INFORMATION -

· · · ·

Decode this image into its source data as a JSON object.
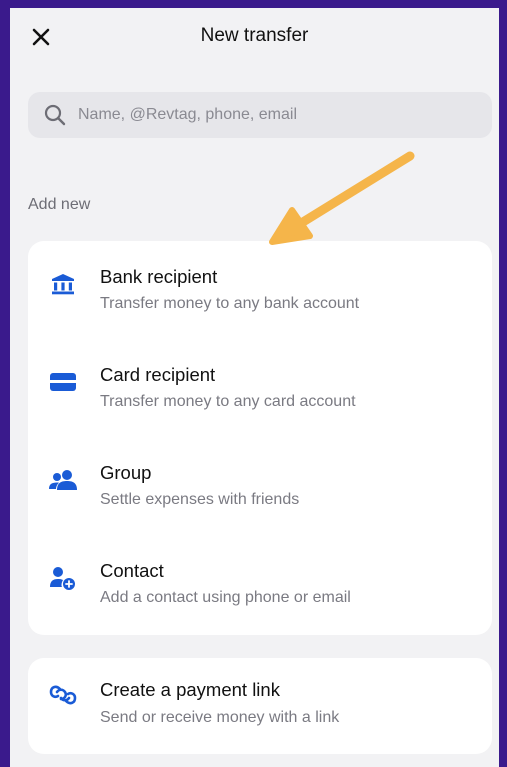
{
  "header": {
    "title": "New transfer",
    "close_icon": "close-icon"
  },
  "search": {
    "placeholder": "Name, @Revtag, phone, email",
    "icon": "search-icon"
  },
  "section": {
    "label": "Add new"
  },
  "add_new_items": [
    {
      "icon": "bank-icon",
      "title": "Bank recipient",
      "description": "Transfer money to any bank account"
    },
    {
      "icon": "card-icon",
      "title": "Card recipient",
      "description": "Transfer money to any card account"
    },
    {
      "icon": "group-icon",
      "title": "Group",
      "description": "Settle expenses with friends"
    },
    {
      "icon": "add-contact-icon",
      "title": "Contact",
      "description": "Add a contact using phone or email"
    }
  ],
  "payment_link": {
    "icon": "link-icon",
    "title": "Create a payment link",
    "description": "Send or receive money with a link"
  },
  "colors": {
    "frame": "#3a1a8c",
    "accent": "#1a5bd6",
    "arrow": "#f5b54a",
    "background": "#f2f2f4"
  }
}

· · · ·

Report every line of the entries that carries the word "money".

      "description": "Transfer money to any bank account"
      "description": "Transfer money to any card account"
    "description": "Send or receive money with a link"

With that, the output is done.